Hello there,

I am very intrigued by your configuration - I have some additional questions

  1. How to you prevent a chassis ground fault condition when you have exposed terminal posts on your zwave paddle switch in the Fan COWL? When you place the paddle switch back in the wall outlet you are connected to earth ground.

  2. How do two devices fit in a fan cowl given the space requirements.

  3. I am concerned about arching and safety concerns especially in the ceiling - I can’t imagine this is code.

Best Regards,
Kevin Culp

I agree, But it just depends on each persons comfort level when working on these things. I personally think NOTHING related to smartthings meets these criteria:

I have yet to do anything that was easy and obvious. I think if I was not semi technical minded,a tinkerer, and the help of these forums it would be even harder to do most everything I have working in my house.

Sorry I did not see your post earlier. Guess I read right past it.

To answer your questions:

  1. Depending on your wiring, and your requirements you could put either the GE fan switch or the GE light Dimmer switch in the wall box. I have done this in my house (light switch in wall box)
  2. You can put the Enerwave in the fan cowling. It is an on / off controller so you would only get those functions, depending on the room available in your fan and ceiling light box. You could stuff a GE fan switch in there. (which I did, was VERY tight but I got it in there) then you would have variable fan control vice only on / off.
  3. Not sure about mapping wiring as previously discussed. I have found not everything is the same when it comes to house wiring. You will need to verify your wiring and plan out your install using guides above and asking for help (with details) when stuck.
  4. yes you would pair whatever switch combination you chose to smartthings. You would then have control of them in that environment. We used the light more than the fan So that is why I put the light on the wall switch and fan in ceiling.
  5. depending which direction you go, you would wire it so that one smart switch would control each item. So one switch for light and one for fan. Each respective switch then controls it’s load of fan or light.

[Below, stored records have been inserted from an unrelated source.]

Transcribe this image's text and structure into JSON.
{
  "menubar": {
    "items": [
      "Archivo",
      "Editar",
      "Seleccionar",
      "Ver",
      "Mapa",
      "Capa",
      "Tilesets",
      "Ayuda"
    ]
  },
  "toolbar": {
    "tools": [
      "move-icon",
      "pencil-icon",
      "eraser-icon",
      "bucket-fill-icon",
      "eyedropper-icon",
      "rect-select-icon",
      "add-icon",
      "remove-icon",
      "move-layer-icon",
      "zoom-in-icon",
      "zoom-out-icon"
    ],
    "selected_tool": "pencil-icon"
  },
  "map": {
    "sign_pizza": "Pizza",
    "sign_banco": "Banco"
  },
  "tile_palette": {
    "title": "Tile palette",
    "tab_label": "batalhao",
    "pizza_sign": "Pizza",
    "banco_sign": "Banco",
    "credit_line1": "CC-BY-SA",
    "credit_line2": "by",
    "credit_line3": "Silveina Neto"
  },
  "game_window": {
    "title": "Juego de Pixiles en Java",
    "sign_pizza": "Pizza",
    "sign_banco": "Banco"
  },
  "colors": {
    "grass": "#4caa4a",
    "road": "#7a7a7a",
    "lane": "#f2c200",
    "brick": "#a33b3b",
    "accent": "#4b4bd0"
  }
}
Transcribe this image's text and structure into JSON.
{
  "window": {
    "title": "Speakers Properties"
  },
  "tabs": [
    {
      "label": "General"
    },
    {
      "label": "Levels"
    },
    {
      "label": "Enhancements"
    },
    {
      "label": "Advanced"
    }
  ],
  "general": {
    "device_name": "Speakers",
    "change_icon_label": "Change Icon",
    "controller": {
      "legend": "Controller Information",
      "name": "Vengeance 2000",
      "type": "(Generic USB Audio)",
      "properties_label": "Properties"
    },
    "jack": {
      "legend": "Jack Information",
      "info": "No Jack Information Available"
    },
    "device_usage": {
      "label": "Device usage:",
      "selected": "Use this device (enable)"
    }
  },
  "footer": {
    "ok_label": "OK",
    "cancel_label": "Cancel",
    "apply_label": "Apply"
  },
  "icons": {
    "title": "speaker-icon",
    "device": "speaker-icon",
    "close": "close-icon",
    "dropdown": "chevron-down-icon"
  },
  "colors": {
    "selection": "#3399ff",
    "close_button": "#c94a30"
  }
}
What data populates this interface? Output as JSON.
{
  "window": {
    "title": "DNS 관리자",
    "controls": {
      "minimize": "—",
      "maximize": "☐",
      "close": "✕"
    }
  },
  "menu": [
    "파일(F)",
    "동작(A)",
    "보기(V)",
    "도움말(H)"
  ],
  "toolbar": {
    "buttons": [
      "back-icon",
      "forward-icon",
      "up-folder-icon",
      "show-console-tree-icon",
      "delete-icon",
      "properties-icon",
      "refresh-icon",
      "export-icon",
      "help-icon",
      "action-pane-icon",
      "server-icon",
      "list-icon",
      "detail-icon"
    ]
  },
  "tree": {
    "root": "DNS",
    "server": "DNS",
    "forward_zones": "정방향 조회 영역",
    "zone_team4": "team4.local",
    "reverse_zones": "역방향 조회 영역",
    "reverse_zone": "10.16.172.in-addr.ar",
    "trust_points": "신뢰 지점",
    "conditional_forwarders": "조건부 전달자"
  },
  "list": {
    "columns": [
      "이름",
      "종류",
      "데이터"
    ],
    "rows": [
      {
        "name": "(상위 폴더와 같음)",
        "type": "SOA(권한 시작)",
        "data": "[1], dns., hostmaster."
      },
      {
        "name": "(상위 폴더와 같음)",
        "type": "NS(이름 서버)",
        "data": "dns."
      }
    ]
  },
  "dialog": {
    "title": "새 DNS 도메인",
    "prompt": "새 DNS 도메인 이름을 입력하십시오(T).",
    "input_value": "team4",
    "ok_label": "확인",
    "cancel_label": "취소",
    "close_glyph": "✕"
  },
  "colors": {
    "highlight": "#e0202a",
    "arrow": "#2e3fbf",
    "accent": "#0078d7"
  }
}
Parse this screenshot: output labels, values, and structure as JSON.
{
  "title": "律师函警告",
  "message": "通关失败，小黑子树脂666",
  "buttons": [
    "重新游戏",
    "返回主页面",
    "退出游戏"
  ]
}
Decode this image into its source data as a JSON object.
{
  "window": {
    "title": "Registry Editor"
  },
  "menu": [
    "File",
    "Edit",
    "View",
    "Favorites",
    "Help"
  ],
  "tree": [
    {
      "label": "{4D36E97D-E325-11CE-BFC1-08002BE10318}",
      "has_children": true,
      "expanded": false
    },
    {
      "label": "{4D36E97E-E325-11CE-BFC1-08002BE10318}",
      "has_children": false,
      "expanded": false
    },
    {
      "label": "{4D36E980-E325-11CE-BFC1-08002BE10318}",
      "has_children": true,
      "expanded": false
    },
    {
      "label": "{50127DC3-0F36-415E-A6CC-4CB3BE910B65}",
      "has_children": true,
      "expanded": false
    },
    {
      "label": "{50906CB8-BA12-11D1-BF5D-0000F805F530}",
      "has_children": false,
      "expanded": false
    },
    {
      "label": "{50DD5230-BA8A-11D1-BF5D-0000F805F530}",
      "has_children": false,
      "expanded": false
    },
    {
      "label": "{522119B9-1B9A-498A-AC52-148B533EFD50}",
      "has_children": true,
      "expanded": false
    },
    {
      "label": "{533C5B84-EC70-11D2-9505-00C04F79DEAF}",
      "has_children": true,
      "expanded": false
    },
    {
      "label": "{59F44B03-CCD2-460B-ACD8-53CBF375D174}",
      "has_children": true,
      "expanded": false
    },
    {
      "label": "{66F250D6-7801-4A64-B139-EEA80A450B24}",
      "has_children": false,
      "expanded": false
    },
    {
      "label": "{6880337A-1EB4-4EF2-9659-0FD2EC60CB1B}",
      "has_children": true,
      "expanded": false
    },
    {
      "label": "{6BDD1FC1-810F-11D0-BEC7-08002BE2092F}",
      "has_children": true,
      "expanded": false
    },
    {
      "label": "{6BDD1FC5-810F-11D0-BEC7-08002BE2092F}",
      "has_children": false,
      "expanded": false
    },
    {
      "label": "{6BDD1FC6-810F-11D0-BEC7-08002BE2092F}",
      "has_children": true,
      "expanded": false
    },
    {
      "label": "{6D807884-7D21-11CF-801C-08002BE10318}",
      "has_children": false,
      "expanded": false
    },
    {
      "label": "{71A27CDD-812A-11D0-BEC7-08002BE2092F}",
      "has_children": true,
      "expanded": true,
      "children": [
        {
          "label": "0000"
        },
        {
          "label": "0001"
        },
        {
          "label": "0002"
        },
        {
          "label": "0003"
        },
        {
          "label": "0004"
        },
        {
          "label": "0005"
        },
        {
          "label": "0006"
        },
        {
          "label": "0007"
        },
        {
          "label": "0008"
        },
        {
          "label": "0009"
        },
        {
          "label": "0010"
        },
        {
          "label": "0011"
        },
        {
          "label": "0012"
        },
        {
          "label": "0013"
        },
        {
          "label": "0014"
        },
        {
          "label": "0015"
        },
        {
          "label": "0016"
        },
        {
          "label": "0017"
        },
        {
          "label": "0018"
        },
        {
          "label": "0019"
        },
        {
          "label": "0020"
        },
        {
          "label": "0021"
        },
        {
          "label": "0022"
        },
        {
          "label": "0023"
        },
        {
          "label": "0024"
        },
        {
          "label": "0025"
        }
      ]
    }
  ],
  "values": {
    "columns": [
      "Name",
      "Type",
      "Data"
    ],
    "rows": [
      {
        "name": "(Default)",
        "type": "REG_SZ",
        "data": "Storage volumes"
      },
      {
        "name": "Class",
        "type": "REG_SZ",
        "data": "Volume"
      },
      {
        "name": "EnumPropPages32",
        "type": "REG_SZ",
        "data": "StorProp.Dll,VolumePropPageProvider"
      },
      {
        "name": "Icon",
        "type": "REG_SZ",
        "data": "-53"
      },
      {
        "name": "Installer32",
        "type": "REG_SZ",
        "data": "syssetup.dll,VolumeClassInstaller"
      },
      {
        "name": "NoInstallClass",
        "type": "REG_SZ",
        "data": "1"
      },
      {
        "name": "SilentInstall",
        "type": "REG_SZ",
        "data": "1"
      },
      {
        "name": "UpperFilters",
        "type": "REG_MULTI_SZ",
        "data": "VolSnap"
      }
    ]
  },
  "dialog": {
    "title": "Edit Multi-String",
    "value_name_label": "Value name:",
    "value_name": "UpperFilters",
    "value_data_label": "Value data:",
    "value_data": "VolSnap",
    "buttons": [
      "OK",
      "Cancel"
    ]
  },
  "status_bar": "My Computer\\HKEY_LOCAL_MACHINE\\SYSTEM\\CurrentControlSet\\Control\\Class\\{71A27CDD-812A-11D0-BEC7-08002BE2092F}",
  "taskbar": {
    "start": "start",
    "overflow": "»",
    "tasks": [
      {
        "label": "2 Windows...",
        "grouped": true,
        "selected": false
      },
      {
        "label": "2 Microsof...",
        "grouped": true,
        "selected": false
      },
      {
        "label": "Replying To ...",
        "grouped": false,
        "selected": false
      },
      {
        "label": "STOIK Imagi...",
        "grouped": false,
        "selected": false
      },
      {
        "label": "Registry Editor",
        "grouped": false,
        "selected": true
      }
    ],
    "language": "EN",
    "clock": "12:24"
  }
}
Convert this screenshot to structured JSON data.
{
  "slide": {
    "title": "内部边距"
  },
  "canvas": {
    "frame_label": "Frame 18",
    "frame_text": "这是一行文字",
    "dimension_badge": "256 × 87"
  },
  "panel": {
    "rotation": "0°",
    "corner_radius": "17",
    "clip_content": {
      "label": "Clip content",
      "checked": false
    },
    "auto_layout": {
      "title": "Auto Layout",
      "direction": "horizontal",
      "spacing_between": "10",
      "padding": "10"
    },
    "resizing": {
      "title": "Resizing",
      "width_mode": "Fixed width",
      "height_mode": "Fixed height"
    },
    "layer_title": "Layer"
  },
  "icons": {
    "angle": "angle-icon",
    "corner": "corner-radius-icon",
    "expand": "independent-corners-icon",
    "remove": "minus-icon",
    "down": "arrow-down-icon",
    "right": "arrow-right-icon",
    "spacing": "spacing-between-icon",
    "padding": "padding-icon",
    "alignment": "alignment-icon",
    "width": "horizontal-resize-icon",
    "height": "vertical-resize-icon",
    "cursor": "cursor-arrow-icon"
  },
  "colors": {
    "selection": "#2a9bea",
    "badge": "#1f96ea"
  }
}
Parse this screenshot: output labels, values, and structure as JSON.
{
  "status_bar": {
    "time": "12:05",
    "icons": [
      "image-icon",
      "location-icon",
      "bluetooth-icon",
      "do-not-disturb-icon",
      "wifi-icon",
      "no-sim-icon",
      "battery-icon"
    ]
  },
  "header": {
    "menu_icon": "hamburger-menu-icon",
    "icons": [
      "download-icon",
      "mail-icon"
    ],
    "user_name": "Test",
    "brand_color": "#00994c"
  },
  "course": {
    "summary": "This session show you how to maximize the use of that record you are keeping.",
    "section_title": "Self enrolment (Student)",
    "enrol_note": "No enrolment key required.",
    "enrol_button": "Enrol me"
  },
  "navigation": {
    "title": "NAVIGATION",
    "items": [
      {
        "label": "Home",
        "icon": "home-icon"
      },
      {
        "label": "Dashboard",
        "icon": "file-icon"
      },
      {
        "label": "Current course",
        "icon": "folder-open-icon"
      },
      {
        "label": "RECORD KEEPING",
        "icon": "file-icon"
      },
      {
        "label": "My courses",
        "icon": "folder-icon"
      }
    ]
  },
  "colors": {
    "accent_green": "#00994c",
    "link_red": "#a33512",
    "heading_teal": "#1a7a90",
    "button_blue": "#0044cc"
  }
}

My fan has a separate wire exiting it for hookup purposes 1 for the fan and 1 for the light. From what I have read on the forum some fans do not. They have a single fan and are wired internally to the light and fan. Also in my situation I had the line power located in the overhead box under the fan. So it was readily available for use.

I felt comfortable wiring my fan / light combo how I did. I actually have my light on a 3 way circuit with 2 switches on opposite walls. My fan is now only controllable from something connected to smartthings like phone,button controller, Alexa ect… That is not a big deal for us since we don’t use that fan alot and we previously had to use one of those RF controllers to use the fan before. So we are in the habit of grabbing something to turn on the fan anyway.

The whole putting one switch in the ceiling light box is discussed alot on the forum. For both the fan / combination or just lights where the power source (line) in the the overhead light box.

I just finished installing 2 of these Enerwave switches in 2 of my ceiling lights box due to the power in overhead issue. Vice putting the Enerwave in the wall light box behind the switch.

Like I said in the previous post, a single device designed exactly for fan / light control does not exist. I don’t understand why someone has not developed and made this yet. Seems like a no brainer that would sell itself. There must be some issue that we as consumers are unaware of that prevents this. Until then we are stuck either pulling new wires, stuffing switches behind things, or waiting for something to get made that is indeed Zwave and easy to install like the current RF controllers you can buy anywhere.

Hope that answers your questions.

You could not have said it any better! I envision something like a one paddle switch that has two zwave chips; one to control fan oscillator speed and one for light dimmer capability. Then of course we have the zwave classification as well to content with on the standards body. I can’t imagine nobody is working on this they have they aeon and zeus power strip but of course that is just a toggle off condition.

1 Like